Cultivating positive African-American images in the media is not the sole responsibility of Hollywood. The professionals that deliver our daily news content need similar support as they work in powerful industries that shape global opinions and affect change. Out of this great need, the National Association of Black Journalists (NABJ) was born.
NABJ was founded in December 1975 by forty-four men and women in Washington, D.C. The group was formed to support and advocate for journalists of color and students and other media personnel around the world. Since its founding, the group has grown to over 3,300 members nationally in both professional and student chapters.

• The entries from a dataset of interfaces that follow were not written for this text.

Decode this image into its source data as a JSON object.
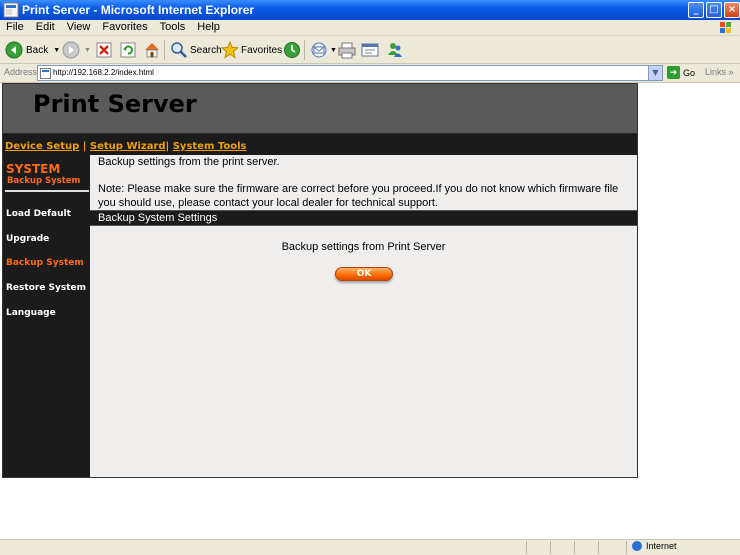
{
  "window": {
    "title": "Print Server - Microsoft Internet Explorer",
    "buttons": {
      "minimize": "_",
      "maximize": "□",
      "close": "×"
    }
  },
  "menu": [
    "File",
    "Edit",
    "View",
    "Favorites",
    "Tools",
    "Help"
  ],
  "toolbar": {
    "back_label": "Back",
    "search_label": "Search",
    "favorites_label": "Favorites"
  },
  "address": {
    "label": "Address",
    "url": "http://192.168.2.2/index.html",
    "go_label": "Go",
    "links_label": "Links"
  },
  "page": {
    "header_title": "Print Server",
    "nav": [
      {
        "label": "Device Setup"
      },
      {
        "label": "Setup Wizard"
      },
      {
        "label": "System Tools"
      }
    ],
    "nav_separator": "|",
    "sidebar": {
      "section": "SYSTEM",
      "subsection": "Backup System",
      "items": [
        {
          "label": "Load Default",
          "active": false
        },
        {
          "label": "Upgrade",
          "active": false
        },
        {
          "label": "Backup System",
          "active": true
        },
        {
          "label": "Restore System",
          "active": false
        },
        {
          "label": "Language",
          "active": false
        }
      ]
    },
    "content": {
      "intro": "Backup settings from the print server.",
      "note": "Note: Please make sure the firmware are correct before you proceed.If you do not know which firmware file you should use, please contact your local dealer for technical support.",
      "section_title": "Backup System Settings",
      "backup_label": "Backup settings from Print Server",
      "ok_label": "OK"
    }
  },
  "status": {
    "zone": "Internet"
  },
  "colors": {
    "accent_orange": "#ff6a1a",
    "nav_gold": "#f0a000",
    "sidebar_bg": "#1b1b1b",
    "header_bg": "#5a5a5a",
    "content_bg": "#efeeed"
  }
}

One of the key annual programs hosted by NABJ is its annual convention, held in various cities around the U.S. The plenary sessions, combined with an onsite career fair, are a major draw for journalists of color and those seeking work in television, radio, print, and online media.
The organization’s president is elected every two years. Kathy Times, an independent journalist from Jackson, Mississippi, is currently serving in that role. The board of directors with whom she works come from outlets in major media markets. Roland Martin, a CNN contributor and host of Washington Watch on TV One, also serves on the board. They are supported by nine national standing committees that handle issues such as elections, finance, and communications.
NABJ’s purpose extends deep into its work with different sectors of its membership. The group offers several task forces that focus on specific areas of development including arts and entertainment, copy editing, digital journalism, LGBT issues, sports, and visual journalism. NABJ also offers a task force designed specifically to support young journalists just starting in their careers. Also, maintaining their commitment to the organization’s founding, there is a task force for founders, past presidents and other leaders with 25 years of tenure with NABJ.
The organization also offers the NABJ Media Institute, a mix of webinars and hands-on professional development courses, entrepreneurship assistance, and technical training at national and regional conferences and other events. The Media Institute also hosts the NABJ/NY Times Leadership Academy.
For more information about the National Association of Black Journalists, visit their website.